The day after KHN’s analysis was published, Victoria Knight (another KHN reporter) asked CDC Director Dr. Rochelle Walensky whether the agency would add state-level race and ethnicity vaccination data to its dashboard.
“We have been updating our website,” Dr. Walensky said in response. “I can’t say that it’s daily; I believe that it’s weekly.”
And yet as of Sunday morning, May 23, state-by-state demographic data are nowhere to be found on the CDC’s site.
Knight also asked what the CDC is doing to address the high number of vaccinations for which demographic details are unknown. Race/ethnicity data are missing for about 44% of vaccinated Americans, meaning that true disparities may be even starker.
In some states, that unknown percentage is much higher than 44%. Eight states “either refuse to provide race and ethnicity details to the CDC or are missing that information for more than 60% of people vaccinated,” according to KHN. These states are excluded from KHN’s analysis as a result: they are Alabama, California, Michigan, Minnesota, South Dakota, Texas, Vermont and Wyoming.
Dr. Walensky told reporters the CDC is working with state and local public health departments to improve demographic reporting, but didn’t provide specifics.
In order to continue improving vaccination rates for minority communities, the CDC needs to actually make all of the agency’s data public. If state-by-state demographic data were easily available, researchers and reporters like me could more easily identify both the success stories and the disappointments—and help the states that are lagging catch up.
As Hannah Recht put it on Twitter: “we should not have to keep FOIAing for CDC state-level data that they could just put online if they wanted to.”
More vaccine reporting
- We need more data for fall booster decisionsThis week, the FDA’s vaccine advisory committee met to discuss fall booster shots, in anticipation of another COVID-19 surge next winter. The discussion demonstrated the U.S.’s continued failure to provide the data that are really needed to make these decisions.
- Sources and updates, May 8Sources and updates for the week of May 8 include booster shots, vaccine attitudes, wastewater data, and source diversity.
- The US still doesn’t have the data we need to make informed decisions on booster shotsLast fall, I wrote that the U.S. did not have the data we needed to make informed decisions about booster shots. Several months later, we still don’t have the data we need, as questions about a potential BA.2 wave and other future variants abound. Discussions at a recent FDA advisory committee meeting made these data gaps clear.
- Sources and updates, March 13Sources and updates for the week of March 13 include vaccine data annotations, free rapid tests, a combination of Delta and Omicron, and more.

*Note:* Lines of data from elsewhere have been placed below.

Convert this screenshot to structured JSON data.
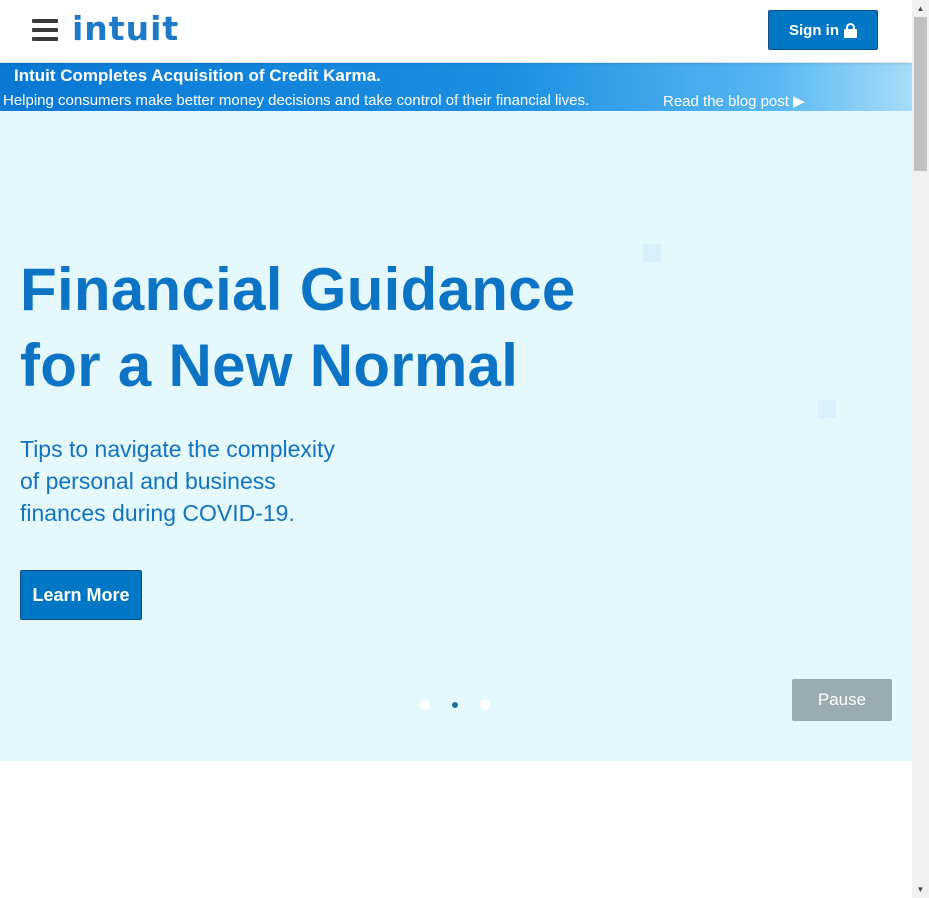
{
  "header": {
    "menu_icon": "hamburger-menu-icon",
    "logo_text": "intuit",
    "signin_label": "Sign in",
    "lock_icon": "lock-icon"
  },
  "banner": {
    "title": "Intuit Completes Acquisition of Credit Karma.",
    "text": "Helping consumers make better money decisions and take control of their financial lives.",
    "link_label": "Read the blog post ▶"
  },
  "hero": {
    "title_line1": "Financial Guidance",
    "title_line2": "for a New Normal",
    "subtitle_line1": "Tips to navigate the complexity",
    "subtitle_line2": "of personal and business",
    "subtitle_line3": "finances during COVID-19.",
    "cta_label": "Learn More",
    "pause_label": "Pause",
    "carousel_active_index": 1,
    "carousel_count": 3
  },
  "scrollbar": {
    "up_arrow": "▲",
    "down_arrow": "▼"
  },
  "colors": {
    "brand_blue": "#0077c5",
    "hero_bg": "#e5f9fd",
    "hero_text": "#0d73c4",
    "pause_bg": "#9aabb2"
  }
}
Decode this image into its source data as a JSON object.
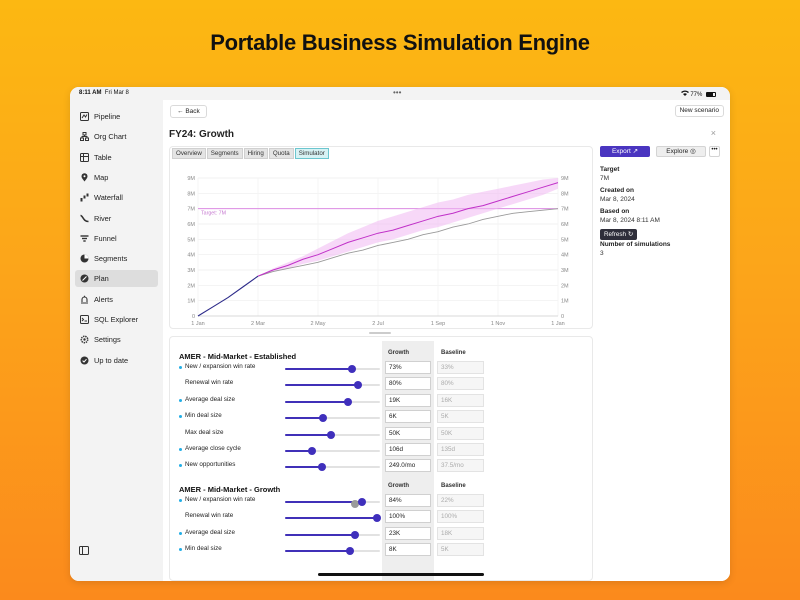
{
  "headline": "Portable Business Simulation Engine",
  "status": {
    "time": "8:11 AM",
    "date": "Fri Mar 8",
    "battery": "77%"
  },
  "sidebar": {
    "items": [
      {
        "label": "Pipeline",
        "icon": "pipeline-icon"
      },
      {
        "label": "Org Chart",
        "icon": "org-chart-icon"
      },
      {
        "label": "Table",
        "icon": "table-icon"
      },
      {
        "label": "Map",
        "icon": "map-icon"
      },
      {
        "label": "Waterfall",
        "icon": "waterfall-icon"
      },
      {
        "label": "River",
        "icon": "river-icon"
      },
      {
        "label": "Funnel",
        "icon": "funnel-icon"
      },
      {
        "label": "Segments",
        "icon": "segments-icon"
      },
      {
        "label": "Plan",
        "icon": "plan-icon",
        "active": true
      },
      {
        "label": "Alerts",
        "icon": "alerts-icon"
      },
      {
        "label": "SQL Explorer",
        "icon": "sql-icon"
      },
      {
        "label": "Settings",
        "icon": "gear-icon"
      },
      {
        "label": "Up to date",
        "icon": "check-circle-icon"
      }
    ]
  },
  "toolbar": {
    "back_label": "Back",
    "new_scenario_label": "New scenario",
    "close_label": "×"
  },
  "page_title": "FY24: Growth",
  "tabs": [
    {
      "label": "Overview"
    },
    {
      "label": "Segments"
    },
    {
      "label": "Hiring"
    },
    {
      "label": "Quota"
    },
    {
      "label": "Simulator",
      "active": true
    }
  ],
  "panel": {
    "export_label": "Export",
    "explore_label": "Explore",
    "more_label": "•••",
    "target_label": "Target",
    "target_value": "7M",
    "created_label": "Created on",
    "created_value": "Mar 8, 2024",
    "based_label": "Based on",
    "based_value": "Mar 8, 2024 8:11 AM",
    "refresh_label": "Refresh",
    "sims_label": "Number of simulations",
    "sims_value": "3"
  },
  "chart_data": {
    "type": "line",
    "x_tick_labels": [
      "1 Jan",
      "2 Mar",
      "2 May",
      "2 Jul",
      "1 Sep",
      "1 Nov",
      "1 Jan"
    ],
    "y_tick_labels": [
      "0",
      "1M",
      "2M",
      "3M",
      "4M",
      "5M",
      "6M",
      "7M",
      "8M",
      "9M"
    ],
    "ylim": [
      0,
      9
    ],
    "target": {
      "value": 7,
      "label": "Target: 7M"
    },
    "x": [
      0,
      0.5,
      1,
      1.5,
      2,
      2.5,
      3,
      3.5,
      4,
      4.5,
      5,
      5.5,
      6,
      6.5,
      7,
      7.5,
      8,
      8.5,
      9,
      9.5,
      10,
      10.5,
      11,
      11.5,
      12
    ],
    "series": [
      {
        "name": "Growth",
        "color": "#c030c8",
        "values": [
          0,
          0.6,
          1.2,
          1.9,
          2.6,
          3.0,
          3.3,
          3.7,
          4.0,
          4.4,
          4.8,
          5.1,
          5.4,
          5.6,
          5.9,
          6.2,
          6.5,
          6.7,
          7.0,
          7.2,
          7.5,
          7.8,
          8.1,
          8.4,
          8.7
        ],
        "band_low": [
          0,
          0.6,
          1.2,
          1.9,
          2.6,
          2.9,
          3.1,
          3.4,
          3.6,
          3.9,
          4.2,
          4.5,
          4.8,
          5.0,
          5.3,
          5.6,
          5.8,
          6.1,
          6.4,
          6.7,
          7.0,
          7.3,
          7.6,
          7.9,
          8.3
        ],
        "band_high": [
          0,
          0.6,
          1.2,
          1.9,
          2.6,
          3.1,
          3.5,
          3.9,
          4.4,
          4.9,
          5.4,
          5.8,
          6.2,
          6.5,
          6.8,
          7.1,
          7.4,
          7.6,
          7.9,
          8.1,
          8.3,
          8.5,
          8.7,
          8.9,
          9.0
        ]
      },
      {
        "name": "Baseline",
        "color": "#9a9a9a",
        "values": [
          0,
          0.6,
          1.2,
          1.9,
          2.6,
          2.9,
          3.1,
          3.3,
          3.5,
          3.8,
          4.1,
          4.3,
          4.6,
          4.8,
          5.0,
          5.3,
          5.5,
          5.8,
          6.0,
          6.3,
          6.5,
          6.7,
          6.8,
          6.9,
          7.0
        ]
      }
    ],
    "actual_until_x": 2,
    "actual_color": "#2d2b8a",
    "grid": true,
    "legend": "bottom-left"
  },
  "params": {
    "growth_header": "Growth",
    "baseline_header": "Baseline",
    "sections": [
      {
        "title": "AMER - Mid-Market - Established",
        "rows": [
          {
            "label": "New / expansion win rate",
            "dot": true,
            "pos": 0.7,
            "growth": "73%",
            "baseline": "33%"
          },
          {
            "label": "Renewal win rate",
            "dot": false,
            "pos": 0.77,
            "growth": "80%",
            "baseline": "80%"
          },
          {
            "label": "Average deal size",
            "dot": true,
            "pos": 0.66,
            "growth": "19K",
            "baseline": "16K"
          },
          {
            "label": "Min deal size",
            "dot": true,
            "pos": 0.4,
            "growth": "6K",
            "baseline": "5K"
          },
          {
            "label": "Max deal size",
            "dot": false,
            "pos": 0.48,
            "growth": "50K",
            "baseline": "50K"
          },
          {
            "label": "Average close cycle",
            "dot": true,
            "pos": 0.28,
            "growth": "106d",
            "baseline": "135d"
          },
          {
            "label": "New opportunities",
            "dot": true,
            "pos": 0.39,
            "growth": "249.0/mo",
            "baseline": "37.5/mo"
          }
        ]
      },
      {
        "title": "AMER - Mid-Market - Growth",
        "rows": [
          {
            "label": "New / expansion win rate",
            "dot": true,
            "pos": 0.81,
            "ghost": 0.74,
            "growth": "84%",
            "baseline": "22%"
          },
          {
            "label": "Renewal win rate",
            "dot": false,
            "pos": 0.97,
            "growth": "100%",
            "baseline": "100%"
          },
          {
            "label": "Average deal size",
            "dot": true,
            "pos": 0.74,
            "growth": "23K",
            "baseline": "18K"
          },
          {
            "label": "Min deal size",
            "dot": true,
            "pos": 0.68,
            "growth": "8K",
            "baseline": "5K"
          }
        ]
      }
    ]
  }
}
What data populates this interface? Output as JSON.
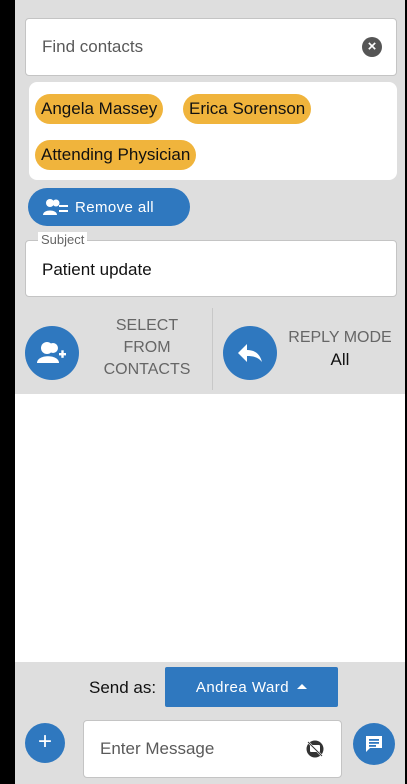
{
  "search": {
    "placeholder": "Find contacts"
  },
  "recipients": [
    "Angela Massey",
    "Erica Sorenson",
    "Attending Physician"
  ],
  "remove_all_label": "Remove all",
  "subject": {
    "label": "Subject",
    "value": "Patient update"
  },
  "select_contacts": {
    "line1": "SELECT",
    "line2": "FROM",
    "line3": "CONTACTS"
  },
  "reply_mode": {
    "label": "REPLY MODE",
    "value": "All"
  },
  "send_as": {
    "label": "Send as:",
    "value": "Andrea Ward"
  },
  "message": {
    "placeholder": "Enter Message"
  },
  "colors": {
    "accent": "#2f78bf",
    "chip": "#f0b43c",
    "panel": "#dedede"
  },
  "icons": {
    "clear": "clear-icon",
    "remove_all": "remove-users-icon",
    "select_contacts": "add-user-icon",
    "reply_mode": "reply-icon",
    "add": "plus-icon",
    "message_status": "message-off-icon",
    "send": "message-icon"
  }
}
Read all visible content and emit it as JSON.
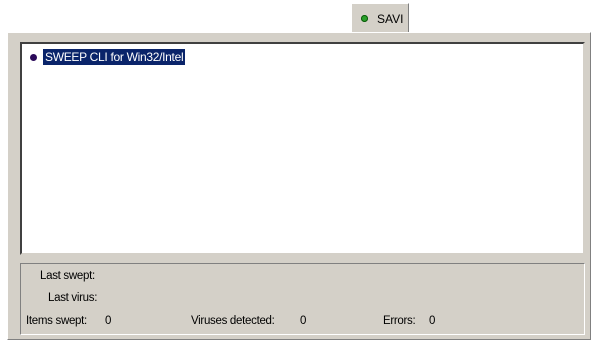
{
  "tab": {
    "label": "SAVI",
    "status_color": "#2aa02a"
  },
  "list": {
    "items": [
      {
        "label": "SWEEP CLI for Win32/Intel",
        "selected": true
      }
    ]
  },
  "stats": {
    "last_swept_label": "Last swept:",
    "last_swept_value": "",
    "last_virus_label": "Last virus:",
    "last_virus_value": "",
    "items_swept_label": "Items swept:",
    "items_swept_value": "0",
    "viruses_detected_label": "Viruses detected:",
    "viruses_detected_value": "0",
    "errors_label": "Errors:",
    "errors_value": "0"
  }
}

- Pandemic preparedness: Improving our data surveillance and communicationWhat has the U.S. learned from the last two years, and what lessons can we take forward for future COVID-19 surges and other infectious disease outbreaks? The Biden administration has released a new pandemic preparedness plan that addresses these questions.